• [Available records]
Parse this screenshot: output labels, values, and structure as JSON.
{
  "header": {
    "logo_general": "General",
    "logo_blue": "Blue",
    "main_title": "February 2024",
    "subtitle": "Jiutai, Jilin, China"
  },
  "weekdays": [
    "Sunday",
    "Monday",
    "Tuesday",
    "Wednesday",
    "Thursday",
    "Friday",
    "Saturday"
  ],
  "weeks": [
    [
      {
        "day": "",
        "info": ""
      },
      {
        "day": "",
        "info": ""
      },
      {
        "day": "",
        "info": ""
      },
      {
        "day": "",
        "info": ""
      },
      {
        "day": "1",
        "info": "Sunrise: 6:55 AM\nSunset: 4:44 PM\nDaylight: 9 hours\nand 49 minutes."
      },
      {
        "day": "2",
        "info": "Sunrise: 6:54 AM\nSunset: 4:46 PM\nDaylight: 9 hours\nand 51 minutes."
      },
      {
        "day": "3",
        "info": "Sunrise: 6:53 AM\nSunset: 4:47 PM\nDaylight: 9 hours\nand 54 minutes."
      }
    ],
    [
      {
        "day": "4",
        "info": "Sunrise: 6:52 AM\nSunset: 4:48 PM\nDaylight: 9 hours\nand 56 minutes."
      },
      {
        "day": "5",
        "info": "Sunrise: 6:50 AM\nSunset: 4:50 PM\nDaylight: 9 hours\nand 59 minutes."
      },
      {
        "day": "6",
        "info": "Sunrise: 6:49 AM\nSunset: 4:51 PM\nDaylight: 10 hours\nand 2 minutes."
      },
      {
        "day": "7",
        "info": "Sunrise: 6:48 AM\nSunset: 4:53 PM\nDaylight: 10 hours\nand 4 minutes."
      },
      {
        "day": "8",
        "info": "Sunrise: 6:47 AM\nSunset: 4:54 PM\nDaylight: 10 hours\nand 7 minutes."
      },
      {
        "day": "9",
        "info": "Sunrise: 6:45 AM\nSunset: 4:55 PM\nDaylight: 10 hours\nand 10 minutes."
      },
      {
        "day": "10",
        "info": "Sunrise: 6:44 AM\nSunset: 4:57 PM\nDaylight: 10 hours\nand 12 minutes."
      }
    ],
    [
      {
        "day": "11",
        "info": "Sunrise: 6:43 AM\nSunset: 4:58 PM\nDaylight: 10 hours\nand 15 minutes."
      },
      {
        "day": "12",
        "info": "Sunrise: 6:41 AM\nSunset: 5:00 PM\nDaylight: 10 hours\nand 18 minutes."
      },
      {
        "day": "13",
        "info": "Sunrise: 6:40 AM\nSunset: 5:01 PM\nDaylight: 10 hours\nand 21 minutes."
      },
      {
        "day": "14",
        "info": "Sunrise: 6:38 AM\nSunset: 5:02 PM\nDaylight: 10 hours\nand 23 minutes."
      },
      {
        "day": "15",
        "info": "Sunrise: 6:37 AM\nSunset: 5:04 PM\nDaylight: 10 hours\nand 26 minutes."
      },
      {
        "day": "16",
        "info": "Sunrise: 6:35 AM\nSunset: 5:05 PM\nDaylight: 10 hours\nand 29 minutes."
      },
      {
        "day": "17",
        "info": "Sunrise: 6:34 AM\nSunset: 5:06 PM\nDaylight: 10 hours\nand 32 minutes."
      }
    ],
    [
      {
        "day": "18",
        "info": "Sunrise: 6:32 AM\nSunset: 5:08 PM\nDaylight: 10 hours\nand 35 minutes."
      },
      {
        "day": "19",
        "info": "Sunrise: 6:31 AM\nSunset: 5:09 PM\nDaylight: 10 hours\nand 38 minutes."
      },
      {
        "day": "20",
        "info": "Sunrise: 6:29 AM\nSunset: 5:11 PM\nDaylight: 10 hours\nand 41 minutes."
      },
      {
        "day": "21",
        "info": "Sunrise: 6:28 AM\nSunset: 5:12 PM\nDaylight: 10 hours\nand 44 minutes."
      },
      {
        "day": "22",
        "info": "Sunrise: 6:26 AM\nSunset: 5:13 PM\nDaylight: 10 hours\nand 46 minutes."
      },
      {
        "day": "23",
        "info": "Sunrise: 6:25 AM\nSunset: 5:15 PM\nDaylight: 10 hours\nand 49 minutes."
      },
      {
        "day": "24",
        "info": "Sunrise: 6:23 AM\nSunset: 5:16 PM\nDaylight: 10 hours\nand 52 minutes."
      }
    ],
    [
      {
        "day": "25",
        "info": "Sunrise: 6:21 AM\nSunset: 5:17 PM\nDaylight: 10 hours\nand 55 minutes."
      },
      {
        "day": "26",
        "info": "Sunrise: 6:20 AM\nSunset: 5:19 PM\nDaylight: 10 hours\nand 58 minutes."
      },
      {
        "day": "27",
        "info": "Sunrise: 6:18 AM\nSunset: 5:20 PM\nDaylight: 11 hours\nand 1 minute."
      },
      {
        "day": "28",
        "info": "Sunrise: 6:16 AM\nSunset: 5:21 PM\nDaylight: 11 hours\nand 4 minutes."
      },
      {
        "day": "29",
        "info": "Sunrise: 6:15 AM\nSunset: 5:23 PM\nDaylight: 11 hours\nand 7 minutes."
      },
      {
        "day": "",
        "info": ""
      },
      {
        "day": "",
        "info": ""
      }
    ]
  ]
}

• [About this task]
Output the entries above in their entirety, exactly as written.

• [Task result]
Parse this screenshot: output labels, values, and structure as JSON.
{
  "header": {
    "logo_general": "General",
    "logo_blue": "Blue",
    "main_title": "February 2024",
    "subtitle": "Jiutai, Jilin, China"
  },
  "weekdays": [
    "Sunday",
    "Monday",
    "Tuesday",
    "Wednesday",
    "Thursday",
    "Friday",
    "Saturday"
  ],
  "weeks": [
    [
      {
        "day": "",
        "info": ""
      },
      {
        "day": "",
        "info": ""
      },
      {
        "day": "",
        "info": ""
      },
      {
        "day": "",
        "info": ""
      },
      {
        "day": "1",
        "info": "Sunrise: 6:55 AM\nSunset: 4:44 PM\nDaylight: 9 hours\nand 49 minutes."
      },
      {
        "day": "2",
        "info": "Sunrise: 6:54 AM\nSunset: 4:46 PM\nDaylight: 9 hours\nand 51 minutes."
      },
      {
        "day": "3",
        "info": "Sunrise: 6:53 AM\nSunset: 4:47 PM\nDaylight: 9 hours\nand 54 minutes."
      }
    ],
    [
      {
        "day": "4",
        "info": "Sunrise: 6:52 AM\nSunset: 4:48 PM\nDaylight: 9 hours\nand 56 minutes."
      },
      {
        "day": "5",
        "info": "Sunrise: 6:50 AM\nSunset: 4:50 PM\nDaylight: 9 hours\nand 59 minutes."
      },
      {
        "day": "6",
        "info": "Sunrise: 6:49 AM\nSunset: 4:51 PM\nDaylight: 10 hours\nand 2 minutes."
      },
      {
        "day": "7",
        "info": "Sunrise: 6:48 AM\nSunset: 4:53 PM\nDaylight: 10 hours\nand 4 minutes."
      },
      {
        "day": "8",
        "info": "Sunrise: 6:47 AM\nSunset: 4:54 PM\nDaylight: 10 hours\nand 7 minutes."
      },
      {
        "day": "9",
        "info": "Sunrise: 6:45 AM\nSunset: 4:55 PM\nDaylight: 10 hours\nand 10 minutes."
      },
      {
        "day": "10",
        "info": "Sunrise: 6:44 AM\nSunset: 4:57 PM\nDaylight: 10 hours\nand 12 minutes."
      }
    ],
    [
      {
        "day": "11",
        "info": "Sunrise: 6:43 AM\nSunset: 4:58 PM\nDaylight: 10 hours\nand 15 minutes."
      },
      {
        "day": "12",
        "info": "Sunrise: 6:41 AM\nSunset: 5:00 PM\nDaylight: 10 hours\nand 18 minutes."
      },
      {
        "day": "13",
        "info": "Sunrise: 6:40 AM\nSunset: 5:01 PM\nDaylight: 10 hours\nand 21 minutes."
      },
      {
        "day": "14",
        "info": "Sunrise: 6:38 AM\nSunset: 5:02 PM\nDaylight: 10 hours\nand 23 minutes."
      },
      {
        "day": "15",
        "info": "Sunrise: 6:37 AM\nSunset: 5:04 PM\nDaylight: 10 hours\nand 26 minutes."
      },
      {
        "day": "16",
        "info": "Sunrise: 6:35 AM\nSunset: 5:05 PM\nDaylight: 10 hours\nand 29 minutes."
      },
      {
        "day": "17",
        "info": "Sunrise: 6:34 AM\nSunset: 5:06 PM\nDaylight: 10 hours\nand 32 minutes."
      }
    ],
    [
      {
        "day": "18",
        "info": "Sunrise: 6:32 AM\nSunset: 5:08 PM\nDaylight: 10 hours\nand 35 minutes."
      },
      {
        "day": "19",
        "info": "Sunrise: 6:31 AM\nSunset: 5:09 PM\nDaylight: 10 hours\nand 38 minutes."
      },
      {
        "day": "20",
        "info": "Sunrise: 6:29 AM\nSunset: 5:11 PM\nDaylight: 10 hours\nand 41 minutes."
      },
      {
        "day": "21",
        "info": "Sunrise: 6:28 AM\nSunset: 5:12 PM\nDaylight: 10 hours\nand 44 minutes."
      },
      {
        "day": "22",
        "info": "Sunrise: 6:26 AM\nSunset: 5:13 PM\nDaylight: 10 hours\nand 46 minutes."
      },
      {
        "day": "23",
        "info": "Sunrise: 6:25 AM\nSunset: 5:15 PM\nDaylight: 10 hours\nand 49 minutes."
      },
      {
        "day": "24",
        "info": "Sunrise: 6:23 AM\nSunset: 5:16 PM\nDaylight: 10 hours\nand 52 minutes."
      }
    ],
    [
      {
        "day": "25",
        "info": "Sunrise: 6:21 AM\nSunset: 5:17 PM\nDaylight: 10 hours\nand 55 minutes."
      },
      {
        "day": "26",
        "info": "Sunrise: 6:20 AM\nSunset: 5:19 PM\nDaylight: 10 hours\nand 58 minutes."
      },
      {
        "day": "27",
        "info": "Sunrise: 6:18 AM\nSunset: 5:20 PM\nDaylight: 11 hours\nand 1 minute."
      },
      {
        "day": "28",
        "info": "Sunrise: 6:16 AM\nSunset: 5:21 PM\nDaylight: 11 hours\nand 4 minutes."
      },
      {
        "day": "29",
        "info": "Sunrise: 6:15 AM\nSunset: 5:23 PM\nDaylight: 11 hours\nand 7 minutes."
      },
      {
        "day": "",
        "info": ""
      },
      {
        "day": "",
        "info": ""
      }
    ]
  ]
}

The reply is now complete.